I agree with Sam Gustin when he says that yesterday’s Facebook Developer Conference in San Francisco was in the end a snoozer, but not because CEO Mark Zuckerberg failed on stage.

First of all, saying the event itself was sleep-inducing is just factually incorrect. Before and after the keynote they played music so loud that a deaf person would complain. I was alarmed and somewhat panicked by the noise, but certainly not sleepy. And on a more serious note, Zuckerberg himself was much more at ease and charismatic on stage than I’ve ever seen him previously. He’s no Steve Jobs yet, but he’s no slouch, either.

I left the event feeling fairly upbeat about Facebook. They sent a clear message to developers that they need to build compelling apps and learn to play nice. And they created a clear reward and punishment system to deal with both ends of the spectrum.

But I’ve learned that I need period of reflection after these super-shows before I can really digest what happened. And after reflecting, I’m feeling more than a little let down by Facebook’s product focus and ability to execute.

Snatching Mediocrity From The Jaws Of Victory

A year ago Facebook set the Internet on fire with the launch of Facebook Platform. Competitors rushed to respond, and since then Facebook has been on a tear.

Facebook has all the momentum as the worlds largest social network (if not the most valuable), and they’ve always been willing to launch bold and controversial new products that change the way people perceive the company (News Feeds, Platform, Beacon).

Everyone looks to them to see what comes next. When rumors surfaced in May that they were going to announce Facebook Connect, a way for third party sites to integrate their services with Facebook profile data, Google and MySpace rushed to announce their own versions of the product, with nearly identical features and, in the case of Google (Friend Connect), a suspiciously similar name.

But today they were not bold, and they did not act like thought leaders. There was no controversial but exciting new product experiment unleashed on a gushing audience.

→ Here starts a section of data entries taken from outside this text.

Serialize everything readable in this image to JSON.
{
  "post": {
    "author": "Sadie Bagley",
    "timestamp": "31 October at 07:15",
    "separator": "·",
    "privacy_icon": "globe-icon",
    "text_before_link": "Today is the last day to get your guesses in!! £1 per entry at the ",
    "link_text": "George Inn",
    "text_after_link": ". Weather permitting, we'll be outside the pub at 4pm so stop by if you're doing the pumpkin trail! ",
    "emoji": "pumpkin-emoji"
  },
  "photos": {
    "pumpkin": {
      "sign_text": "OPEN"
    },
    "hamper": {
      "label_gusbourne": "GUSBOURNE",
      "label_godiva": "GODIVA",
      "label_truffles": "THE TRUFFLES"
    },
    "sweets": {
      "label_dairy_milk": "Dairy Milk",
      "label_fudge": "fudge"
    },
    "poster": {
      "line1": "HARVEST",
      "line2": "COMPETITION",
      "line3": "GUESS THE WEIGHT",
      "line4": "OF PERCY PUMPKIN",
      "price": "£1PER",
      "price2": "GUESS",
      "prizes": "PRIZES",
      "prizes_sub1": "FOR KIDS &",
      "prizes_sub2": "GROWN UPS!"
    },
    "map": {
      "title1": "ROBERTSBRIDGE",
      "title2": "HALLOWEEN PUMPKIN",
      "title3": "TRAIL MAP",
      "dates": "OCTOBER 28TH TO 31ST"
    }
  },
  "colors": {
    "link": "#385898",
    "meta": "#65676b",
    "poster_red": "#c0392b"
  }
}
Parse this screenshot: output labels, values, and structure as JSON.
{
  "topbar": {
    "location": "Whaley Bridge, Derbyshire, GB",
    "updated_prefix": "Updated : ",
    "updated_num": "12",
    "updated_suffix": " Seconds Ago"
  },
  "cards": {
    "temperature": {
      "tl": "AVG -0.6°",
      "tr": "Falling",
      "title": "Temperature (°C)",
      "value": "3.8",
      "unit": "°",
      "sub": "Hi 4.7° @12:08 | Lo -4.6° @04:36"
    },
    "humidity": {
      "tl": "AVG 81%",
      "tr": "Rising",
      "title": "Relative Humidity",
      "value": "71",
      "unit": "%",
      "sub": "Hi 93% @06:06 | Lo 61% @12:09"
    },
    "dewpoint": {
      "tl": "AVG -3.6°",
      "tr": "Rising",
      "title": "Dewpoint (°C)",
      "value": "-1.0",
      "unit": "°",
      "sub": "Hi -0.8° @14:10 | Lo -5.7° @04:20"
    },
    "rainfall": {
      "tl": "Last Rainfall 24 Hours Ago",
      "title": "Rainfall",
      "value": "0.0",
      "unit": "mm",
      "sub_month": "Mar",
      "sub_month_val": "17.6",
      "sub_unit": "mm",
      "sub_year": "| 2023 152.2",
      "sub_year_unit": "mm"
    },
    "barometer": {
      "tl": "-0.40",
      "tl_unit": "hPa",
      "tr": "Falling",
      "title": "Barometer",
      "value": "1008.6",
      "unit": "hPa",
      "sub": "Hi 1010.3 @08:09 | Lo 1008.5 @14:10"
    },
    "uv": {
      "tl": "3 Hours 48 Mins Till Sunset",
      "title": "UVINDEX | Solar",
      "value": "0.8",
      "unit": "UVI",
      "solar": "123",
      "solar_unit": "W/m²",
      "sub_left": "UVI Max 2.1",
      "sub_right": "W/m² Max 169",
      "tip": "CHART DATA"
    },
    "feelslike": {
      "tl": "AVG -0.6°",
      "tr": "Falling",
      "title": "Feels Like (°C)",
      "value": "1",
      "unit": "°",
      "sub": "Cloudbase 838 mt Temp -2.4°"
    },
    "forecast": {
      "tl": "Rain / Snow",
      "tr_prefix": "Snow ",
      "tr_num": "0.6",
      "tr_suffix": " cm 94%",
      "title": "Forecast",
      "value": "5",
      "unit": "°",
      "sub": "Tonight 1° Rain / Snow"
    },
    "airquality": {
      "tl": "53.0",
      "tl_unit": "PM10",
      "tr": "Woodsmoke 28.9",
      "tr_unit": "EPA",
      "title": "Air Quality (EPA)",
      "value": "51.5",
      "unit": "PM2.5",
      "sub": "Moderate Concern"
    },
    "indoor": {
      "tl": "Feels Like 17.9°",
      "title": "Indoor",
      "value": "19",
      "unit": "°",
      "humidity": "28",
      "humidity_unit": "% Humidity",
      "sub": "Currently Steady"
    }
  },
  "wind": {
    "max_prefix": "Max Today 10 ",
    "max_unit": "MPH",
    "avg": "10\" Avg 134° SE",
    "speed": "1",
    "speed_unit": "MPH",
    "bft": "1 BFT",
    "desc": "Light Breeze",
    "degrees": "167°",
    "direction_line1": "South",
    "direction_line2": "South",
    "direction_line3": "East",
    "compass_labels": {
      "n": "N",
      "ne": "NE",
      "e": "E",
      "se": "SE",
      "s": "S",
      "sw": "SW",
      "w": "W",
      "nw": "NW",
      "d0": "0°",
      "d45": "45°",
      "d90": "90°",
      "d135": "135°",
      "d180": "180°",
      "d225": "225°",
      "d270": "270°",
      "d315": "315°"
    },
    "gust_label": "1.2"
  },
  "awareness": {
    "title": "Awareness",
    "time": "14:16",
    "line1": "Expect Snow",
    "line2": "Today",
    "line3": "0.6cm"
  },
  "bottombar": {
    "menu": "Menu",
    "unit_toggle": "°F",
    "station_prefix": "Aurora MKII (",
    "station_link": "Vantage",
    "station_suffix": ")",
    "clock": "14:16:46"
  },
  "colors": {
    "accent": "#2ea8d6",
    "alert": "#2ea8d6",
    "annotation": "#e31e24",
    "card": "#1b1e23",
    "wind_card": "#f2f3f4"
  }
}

Instead, there were minor tweaks to a platform that needs a major overhaul.

Facebook Connect, the most exciting new product on the agenda, is still vaporware. A parade of partners came out on stage to talk about all the great things they’ll do when it eventually launches this Fall. Meanwhile, Google’s product is in working alpha, and MySpace has fully launched Data Availability.

The new three tier ranking system for apps, which we first wrote about in March, addresses the problem of black hat developers, but it may create more pain than it’s worth. Developers have long complained that Facebook plays favorites.

More disappointing is what Facebook didn’t announce today. No payments platform, even though developers are begging for a way to make money beyond pitifully-low (and falling) CPM ads.

Nor did Facebook address their now quaint and basically unusable messaging system, even though MySpace paved the way for them by implementing Gears nearly two months ago.

Facebook also didn’t take the opportunity today to make amends with Google and cross-integrate their products. Competition is fine, but users are best served with interoperable products. In effect, Facebook is continuing to tell their users exactly what they can and cannot do with their own data.

Finally, Facebook chastised developers who build slow applications, telling them that they need to speed things up and think about scaling. But user complaints about the slowness of Facebook in general are on the upswing. Perhaps its time for the company to listen to its own advice.

Suddenly Facebook is acting more like a company with lots to lose (and therefore defend) rather than a scrappy young underdog startup looking to shake things up, capture our imagination and change the world. It’s time for them to be audacious again, and take some risk. Otherwise, they risk becoming simply boring. And that’s the fast lane to mediocrity.